Elizabeth C. Fernald 1948-1953
Annie Cilley Giles 1953-1955
Bertha A. Trickey 1955-1957
Evelyn Varney Price 1957-1961
Louise Richardson Sawyer 1961-1963
Barbara Louise Guptill 1963-1965
Mary Louise Fernald 1965-1968
Norma Clark Perkins 1968-1971
Barbara Brown Marden 1971-1974
Martha Caswell Bennett 1974-1976
Sarah Potts Voll 1976-1980
Irene Harvey Scribner 1980-1983
Deanna Perkins Rush 1983-1986
Eleanor Hutchinson Ambrose 1986-1989
Alice White Kent 1989-1992
Lynne Perkins Sweet 1992-1995
Deborah Fernald Stevens 1995-1999
Eleanor Hutchinson Ambrose 1999-2001
Barbara Evelyn Jones Frangione 2001-2007
Jan Hetu Gilman 2007-2013
Nancy Hetu Gervino 2013-2016

Real Daughter

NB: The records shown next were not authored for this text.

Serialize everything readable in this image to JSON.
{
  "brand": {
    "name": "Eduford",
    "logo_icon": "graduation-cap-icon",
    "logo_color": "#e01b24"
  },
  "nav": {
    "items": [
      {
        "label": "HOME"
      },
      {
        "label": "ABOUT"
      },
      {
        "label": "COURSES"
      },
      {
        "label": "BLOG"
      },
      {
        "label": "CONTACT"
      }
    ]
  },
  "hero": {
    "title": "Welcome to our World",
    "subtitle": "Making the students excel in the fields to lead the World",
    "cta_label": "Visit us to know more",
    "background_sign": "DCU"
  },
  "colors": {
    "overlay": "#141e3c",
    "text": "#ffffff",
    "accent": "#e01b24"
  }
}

The chapter is also proud to have a Real Daughter. A Real Daughter is distinguished because she was the daughter of a Revolutionary War patriot, who became a member of the DAR after it was founded in 1890. New Hampshire is home to twenty-eight Real Daughters, one of who was Maria M. Wilder Ragan.

Maria Wilder was born in Woodstock, Vermont, on August 3, 1817, to Jacob Wilder and Mary Wakefield Wilder. She lived in Chicago, Illinois, in 1896 at the time she applied for membership to the DAR. She later transferred to the Else Cilley Chapter. Maria died on December 28, 1908, and is buried in nearby Durham, New Hampshire.